There is no formula for implementing mentioned methods for teaching/learning (modeling, scaffolding, coaching, articulation, reflection and exploration):
A detailed example still can be found in the work of Enkenberg12).
The difference between decontextualized and contextualized learning, characteristic for cognitive apprenticeship13) in educational process can be explained on following example14):
|APPROACH 1: classroom (decontextualized, inert)||APPROACH 2: authentic (situated in real world problem to solve)|
|For example, give students a task to through the Photoshop reference manual, tool by tool (or specify a set of tools), in alphabetical order, learning how each tool (line, paint, bucket, select, etc.) works including all possible optional settings.||For example, give students a task such as, create a logo for a company. To accomplish it, they should look up and learn only a few particular tools they realize they may need to use to accomplish the design. Demonstrate the task (modeling), explain why each of the sub-tasks is required (explanation), guide students during their task performance (coaching, scaffolding), ask them to reflect and articulate how they solved the task, and require from them to explore similar problems (exploration).|
Also, the possibilities of usage of computers in cognitive apprenticeship have recently been addressed15).
The ideas of cognitive apprenticeship are subjected to same criticisms as situated learning since they are rooted in that theory. Aside from that,
Dennen, V. P. Cognitive apprenticeship in educational practice: Research on scaffolding, modeling, mentoring, and coaching as instructional strategies. Handbook of research on educational communications and technology: 813–828. 2004.
Conway, J. Educational Technology's Effect on Models of Instruction.
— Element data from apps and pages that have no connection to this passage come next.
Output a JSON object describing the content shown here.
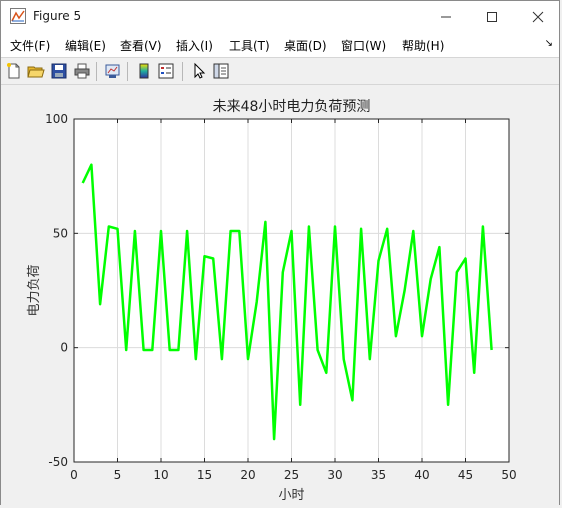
{
  "window": {
    "title": "Figure 5"
  },
  "menu": {
    "items": [
      "文件(F)",
      "编辑(E)",
      "查看(V)",
      "插入(I)",
      "工具(T)",
      "桌面(D)",
      "窗口(W)",
      "帮助(H)"
    ],
    "overflow_icon": "menu-overflow-arrow"
  },
  "toolbar": {
    "icons": [
      "new-figure-icon",
      "open-file-icon",
      "save-icon",
      "print-icon",
      "link-plot-icon",
      "insert-colorbar-icon",
      "insert-legend-icon",
      "pointer-icon",
      "property-inspector-icon"
    ]
  },
  "chart_data": {
    "type": "line",
    "title": "未来48小时电力负荷预测",
    "xlabel": "小时",
    "ylabel": "电力负荷",
    "xlim": [
      0,
      50
    ],
    "ylim": [
      -50,
      100
    ],
    "xticks": [
      0,
      5,
      10,
      15,
      20,
      25,
      30,
      35,
      40,
      45,
      50
    ],
    "yticks": [
      -50,
      0,
      50,
      100
    ],
    "grid": true,
    "series": [
      {
        "color": "#00ff00",
        "x": [
          1,
          2,
          3,
          4,
          5,
          6,
          7,
          8,
          9,
          10,
          11,
          12,
          13,
          14,
          15,
          16,
          17,
          18,
          19,
          20,
          21,
          22,
          23,
          24,
          25,
          26,
          27,
          28,
          29,
          30,
          31,
          32,
          33,
          34,
          35,
          36,
          37,
          38,
          39,
          40,
          41,
          42,
          43,
          44,
          45,
          46,
          47,
          48
        ],
        "y": [
          72,
          80,
          19,
          53,
          52,
          -1,
          51,
          -1,
          -1,
          51,
          -1,
          -1,
          51,
          -5,
          40,
          39,
          -5,
          51,
          51,
          -5,
          20,
          55,
          -40,
          33,
          51,
          -25,
          53,
          -1,
          -11,
          53,
          -5,
          -23,
          52,
          -5,
          38,
          52,
          5,
          25,
          51,
          5,
          30,
          44,
          -25,
          33,
          39,
          -11,
          53,
          -1
        ]
      }
    ]
  }
}
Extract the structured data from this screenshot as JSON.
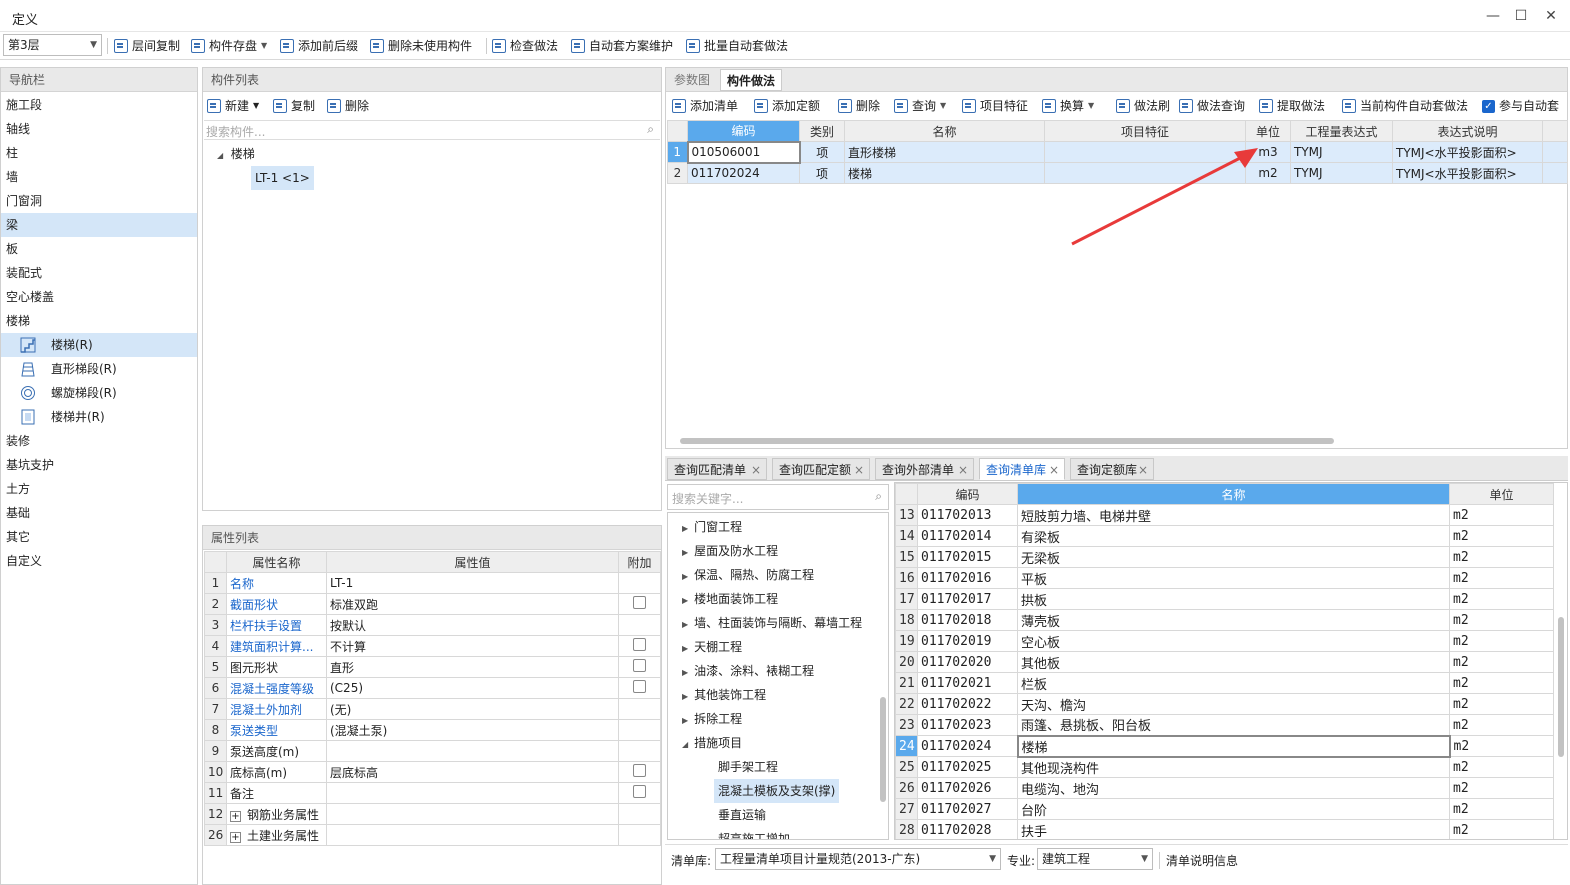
{
  "window": {
    "title": "定义"
  },
  "toolbar": {
    "floor": "第3层",
    "buttons": [
      "层间复制",
      "构件存盘",
      "添加前后缀",
      "删除未使用构件",
      "检查做法",
      "自动套方案维护",
      "批量自动套做法"
    ]
  },
  "nav": {
    "header": "导航栏",
    "items": [
      "施工段",
      "轴线",
      "柱",
      "墙",
      "门窗洞",
      "梁",
      "板",
      "装配式",
      "空心楼盖",
      "楼梯"
    ],
    "sub_items": [
      "楼梯(R)",
      "直形梯段(R)",
      "螺旋梯段(R)",
      "楼梯井(R)"
    ],
    "items_after": [
      "装修",
      "基坑支护",
      "土方",
      "基础",
      "其它",
      "自定义"
    ]
  },
  "components": {
    "header": "构件列表",
    "btn_new": "新建",
    "btn_copy": "复制",
    "btn_delete": "删除",
    "search_placeholder": "搜索构件...",
    "tree_root": "楼梯",
    "tree_child": "LT-1 <1>"
  },
  "props": {
    "header": "属性列表",
    "cols": [
      "属性名称",
      "属性值",
      "附加"
    ],
    "rows": [
      {
        "n": "1",
        "name": "名称",
        "val": "LT-1",
        "blue": true,
        "cb": false
      },
      {
        "n": "2",
        "name": "截面形状",
        "val": "标准双跑",
        "blue": true,
        "cb": true
      },
      {
        "n": "3",
        "name": "栏杆扶手设置",
        "val": "按默认",
        "blue": true,
        "cb": false
      },
      {
        "n": "4",
        "name": "建筑面积计算...",
        "val": "不计算",
        "blue": true,
        "cb": true
      },
      {
        "n": "5",
        "name": "图元形状",
        "val": "直形",
        "blue": false,
        "cb": true
      },
      {
        "n": "6",
        "name": "混凝土强度等级",
        "val": "(C25)",
        "blue": true,
        "cb": true
      },
      {
        "n": "7",
        "name": "混凝土外加剂",
        "val": "(无)",
        "blue": true,
        "cb": false
      },
      {
        "n": "8",
        "name": "泵送类型",
        "val": "(混凝土泵)",
        "blue": true,
        "cb": false
      },
      {
        "n": "9",
        "name": "泵送高度(m)",
        "val": "",
        "blue": false,
        "cb": false
      },
      {
        "n": "10",
        "name": "底标高(m)",
        "val": "层底标高",
        "blue": false,
        "cb": true
      },
      {
        "n": "11",
        "name": "备注",
        "val": "",
        "blue": false,
        "cb": true
      },
      {
        "n": "12",
        "name": "钢筋业务属性",
        "val": "",
        "blue": false,
        "cb": false,
        "plus": true
      },
      {
        "n": "26",
        "name": "土建业务属性",
        "val": "",
        "blue": false,
        "cb": false,
        "plus": true
      }
    ]
  },
  "method": {
    "tabs": [
      "参数图",
      "构件做法"
    ],
    "toolbar": [
      "添加清单",
      "添加定额",
      "删除",
      "查询",
      "项目特征",
      "换算",
      "做法刷",
      "做法查询",
      "提取做法",
      "当前构件自动套做法",
      "参与自动套"
    ],
    "cols": [
      "编码",
      "类别",
      "名称",
      "项目特征",
      "单位",
      "工程量表达式",
      "表达式说明"
    ],
    "rows": [
      {
        "n": "1",
        "code": "010506001",
        "type": "项",
        "name": "直形楼梯",
        "feat": "",
        "unit": "m3",
        "expr": "TYMJ",
        "desc": "TYMJ<水平投影面积>"
      },
      {
        "n": "2",
        "code": "011702024",
        "type": "项",
        "name": "楼梯",
        "feat": "",
        "unit": "m2",
        "expr": "TYMJ",
        "desc": "TYMJ<水平投影面积>"
      }
    ]
  },
  "query": {
    "tabs": [
      "查询匹配清单",
      "查询匹配定额",
      "查询外部清单",
      "查询清单库",
      "查询定额库"
    ],
    "search_placeholder": "搜索关键字...",
    "tree": [
      "门窗工程",
      "屋面及防水工程",
      "保温、隔热、防腐工程",
      "楼地面装饰工程",
      "墙、柱面装饰与隔断、幕墙工程",
      "天棚工程",
      "油漆、涂料、裱糊工程",
      "其他装饰工程",
      "拆除工程",
      "措施项目"
    ],
    "tree_children": [
      "脚手架工程",
      "混凝土模板及支架(撑)",
      "垂直运输",
      "超高施工增加"
    ],
    "cols": [
      "编码",
      "名称",
      "单位"
    ],
    "rows": [
      {
        "n": "13",
        "code": "011702013",
        "name": "短肢剪力墙、电梯井壁",
        "unit": "m2"
      },
      {
        "n": "14",
        "code": "011702014",
        "name": "有梁板",
        "unit": "m2"
      },
      {
        "n": "15",
        "code": "011702015",
        "name": "无梁板",
        "unit": "m2"
      },
      {
        "n": "16",
        "code": "011702016",
        "name": "平板",
        "unit": "m2"
      },
      {
        "n": "17",
        "code": "011702017",
        "name": "拱板",
        "unit": "m2"
      },
      {
        "n": "18",
        "code": "011702018",
        "name": "薄壳板",
        "unit": "m2"
      },
      {
        "n": "19",
        "code": "011702019",
        "name": "空心板",
        "unit": "m2"
      },
      {
        "n": "20",
        "code": "011702020",
        "name": "其他板",
        "unit": "m2"
      },
      {
        "n": "21",
        "code": "011702021",
        "name": "栏板",
        "unit": "m2"
      },
      {
        "n": "22",
        "code": "011702022",
        "name": "天沟、檐沟",
        "unit": "m2"
      },
      {
        "n": "23",
        "code": "011702023",
        "name": "雨篷、悬挑板、阳台板",
        "unit": "m2"
      },
      {
        "n": "24",
        "code": "011702024",
        "name": "楼梯",
        "unit": "m2"
      },
      {
        "n": "25",
        "code": "011702025",
        "name": "其他现浇构件",
        "unit": "m2"
      },
      {
        "n": "26",
        "code": "011702026",
        "name": "电缆沟、地沟",
        "unit": "m2"
      },
      {
        "n": "27",
        "code": "011702027",
        "name": "台阶",
        "unit": "m2"
      },
      {
        "n": "28",
        "code": "011702028",
        "name": "扶手",
        "unit": "m2"
      }
    ],
    "footer_lib_label": "清单库:",
    "footer_lib_value": "工程量清单项目计量规范(2013-广东)",
    "footer_spec_label": "专业:",
    "footer_spec_value": "建筑工程",
    "footer_info": "清单说明信息"
  },
  "colors": {
    "accent": "#1a66cc",
    "selected_bg": "#d4e6f8",
    "header_blue": "#5aa9ec",
    "arrow": "#e83a3a"
  }
}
University of Delaware. Retrieved March, 6. 2011.
Collins, A., Brown, J. S., & Newman, S. E. (1987). Cognitive apprenticeship: Teaching the craft of reading, writing and mathematics (Technical Report No. 403). BBN Laboratories, Cambridge, MA. Centre for the Study of Reading, University of Illinois. January, 1987.
Oliver, K. Situated Cognition & Cognitive Apprenticeships. Presentation, 1999.
Stalmeijer, Renée E., Diana H. J. M. Dolmans, Ineke H. A. P. Wolfhagen, and Albert J. J. A. Scherpbier. Cognitive apprenticeship in clinical practice: can it stimulate learning in the opinion of students? Advances in Health Sciences Education 14, no. 4: 535-546. October 2009.
Idol, L., Beau, F. J. Educational values and cognitive instruction: implications for reform. North Central Regional Educational Laboratory (U.S.). Routledge, 1991.